“We don’t want someone who is like anyone else. We already have a Kristen Chenoweth, we don’t need another one. Well, we don’t necessarily have this…whoever you are. So, I’ve tried to put that out. And having worked with Disney on a bunch of stuff, knowing I have a young audience and always trying to be transparent about what it is like being an out person. And oftentimes having dialogue with a lot of my followers who are often queer or questioning and just trying to be open and say that it’s not always easy, but surrounding yourself with people who know you and who love you make this whole thing called life possible.”


Keenan-Bolger is also mindful of the struggles many go through, writing, “I recognize that as a cis-white male, I’ve been afforded privileges that are not necessarily available to everyone in the LGBTQ+ community. I can only speak to my own experience,” adding that he feels called to share things he wishes he’d been told as a gay youth growing up in the Midwest. Above all he wants to encourage young people to be patient and take time to discover—and live—an identity that feels right to them.

In his personal life, Keenan-Bolger married journalist Scott Bixby in 2018. He’s close to both his sisters, Tony-winner Celia Keenan-Bolger and playwright and teaching artist Maggie Keenan-Bolger. Andrew says that while they weren’t a theater family growing up—instead were quite musical—Celia blazed the trail for all of them. Andrew says that being raised around seeing her in shows had a huge influence on him, and he lovingly describes the family as “theater carny folk.”

Andrew is keenly aware that not everyone has the kind of family relationship he and his sisters do, and since they both live in New York, the holidays will be about getting together. Nonetheless, for working actors, there is often a show on Christmas, and he anticipates that there will be a lot of celebration backstage at Dracula. “If you have to work on a holiday, it’s a gift to spend it with a cast you love. Being in the theater is really its own kind of chosen family,” he says. He adds that his husband Scott will be visiting family while Andrew works, “but any person who goes into show business knows it’s going to be different every year. So, having partner who is flexible and understanding is just what’s needed.”
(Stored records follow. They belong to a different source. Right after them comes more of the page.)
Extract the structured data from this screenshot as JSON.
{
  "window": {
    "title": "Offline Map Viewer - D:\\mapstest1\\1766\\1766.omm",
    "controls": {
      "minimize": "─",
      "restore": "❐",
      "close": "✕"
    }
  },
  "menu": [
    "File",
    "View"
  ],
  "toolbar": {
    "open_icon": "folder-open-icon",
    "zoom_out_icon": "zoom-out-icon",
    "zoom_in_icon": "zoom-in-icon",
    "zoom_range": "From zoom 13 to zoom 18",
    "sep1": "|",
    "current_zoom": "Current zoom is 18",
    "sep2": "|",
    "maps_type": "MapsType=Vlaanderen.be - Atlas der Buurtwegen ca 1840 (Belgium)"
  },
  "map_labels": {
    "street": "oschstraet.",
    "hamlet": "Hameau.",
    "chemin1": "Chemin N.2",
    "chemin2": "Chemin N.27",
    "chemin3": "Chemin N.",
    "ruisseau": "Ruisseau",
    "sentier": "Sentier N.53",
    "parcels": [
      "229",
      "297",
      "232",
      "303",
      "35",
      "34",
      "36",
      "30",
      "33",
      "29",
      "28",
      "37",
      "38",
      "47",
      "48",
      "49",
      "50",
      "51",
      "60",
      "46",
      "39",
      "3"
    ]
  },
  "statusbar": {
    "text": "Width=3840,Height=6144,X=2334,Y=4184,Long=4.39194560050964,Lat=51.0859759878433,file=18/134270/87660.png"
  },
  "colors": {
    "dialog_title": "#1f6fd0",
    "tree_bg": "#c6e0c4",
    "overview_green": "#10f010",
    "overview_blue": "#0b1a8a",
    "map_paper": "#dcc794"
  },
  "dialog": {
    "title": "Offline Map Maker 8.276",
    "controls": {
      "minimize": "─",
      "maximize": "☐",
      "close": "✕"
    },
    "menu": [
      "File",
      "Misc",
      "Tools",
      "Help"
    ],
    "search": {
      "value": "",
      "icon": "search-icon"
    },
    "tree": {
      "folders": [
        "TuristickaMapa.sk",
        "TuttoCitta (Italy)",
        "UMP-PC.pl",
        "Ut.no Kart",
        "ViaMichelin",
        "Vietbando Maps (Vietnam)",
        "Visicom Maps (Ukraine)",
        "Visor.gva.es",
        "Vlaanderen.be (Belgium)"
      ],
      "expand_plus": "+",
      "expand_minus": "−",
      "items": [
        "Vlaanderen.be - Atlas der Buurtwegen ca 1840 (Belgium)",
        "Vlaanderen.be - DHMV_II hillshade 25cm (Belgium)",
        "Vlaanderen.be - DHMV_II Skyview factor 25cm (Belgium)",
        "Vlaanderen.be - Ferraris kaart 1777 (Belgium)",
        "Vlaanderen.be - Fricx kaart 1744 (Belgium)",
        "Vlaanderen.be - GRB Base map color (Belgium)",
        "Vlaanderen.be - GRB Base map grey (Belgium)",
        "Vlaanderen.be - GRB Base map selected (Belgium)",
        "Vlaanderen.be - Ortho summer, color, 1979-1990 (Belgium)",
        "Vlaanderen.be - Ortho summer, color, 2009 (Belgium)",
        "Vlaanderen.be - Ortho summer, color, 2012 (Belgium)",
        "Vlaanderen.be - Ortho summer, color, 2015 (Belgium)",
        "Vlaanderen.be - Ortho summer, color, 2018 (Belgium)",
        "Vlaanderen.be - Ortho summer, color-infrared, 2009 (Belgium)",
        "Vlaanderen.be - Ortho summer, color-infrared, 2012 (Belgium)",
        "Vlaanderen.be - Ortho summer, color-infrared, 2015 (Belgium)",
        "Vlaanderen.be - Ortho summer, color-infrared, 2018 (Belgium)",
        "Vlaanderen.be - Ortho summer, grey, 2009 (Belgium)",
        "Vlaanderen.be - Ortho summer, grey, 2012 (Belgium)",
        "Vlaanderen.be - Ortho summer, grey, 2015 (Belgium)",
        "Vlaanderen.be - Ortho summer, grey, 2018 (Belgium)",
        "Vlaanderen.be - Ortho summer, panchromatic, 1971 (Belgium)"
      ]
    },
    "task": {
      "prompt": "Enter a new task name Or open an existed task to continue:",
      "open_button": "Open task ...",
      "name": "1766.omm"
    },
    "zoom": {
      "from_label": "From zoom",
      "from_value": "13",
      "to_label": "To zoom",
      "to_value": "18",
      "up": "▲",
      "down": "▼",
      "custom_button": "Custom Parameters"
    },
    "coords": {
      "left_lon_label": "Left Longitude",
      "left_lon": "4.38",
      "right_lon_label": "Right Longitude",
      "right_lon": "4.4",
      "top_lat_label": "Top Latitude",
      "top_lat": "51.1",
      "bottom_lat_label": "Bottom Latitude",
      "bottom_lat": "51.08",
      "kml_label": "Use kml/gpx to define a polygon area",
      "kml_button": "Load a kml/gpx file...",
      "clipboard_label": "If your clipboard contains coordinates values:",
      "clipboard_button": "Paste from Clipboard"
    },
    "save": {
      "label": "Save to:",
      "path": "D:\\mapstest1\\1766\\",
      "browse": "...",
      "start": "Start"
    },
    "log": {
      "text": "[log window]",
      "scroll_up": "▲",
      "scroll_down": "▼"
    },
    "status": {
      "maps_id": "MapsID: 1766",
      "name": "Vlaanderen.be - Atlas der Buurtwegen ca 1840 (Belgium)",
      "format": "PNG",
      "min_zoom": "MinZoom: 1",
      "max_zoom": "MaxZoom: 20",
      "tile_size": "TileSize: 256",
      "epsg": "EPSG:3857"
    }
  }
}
Looking ahead, unlikely that Keenan-Bolger will have to deal with that dreaded unstructured time. He has more movies, blogs, and books in the works—all powered by his dynamic spirit and wholly authentic approach to life.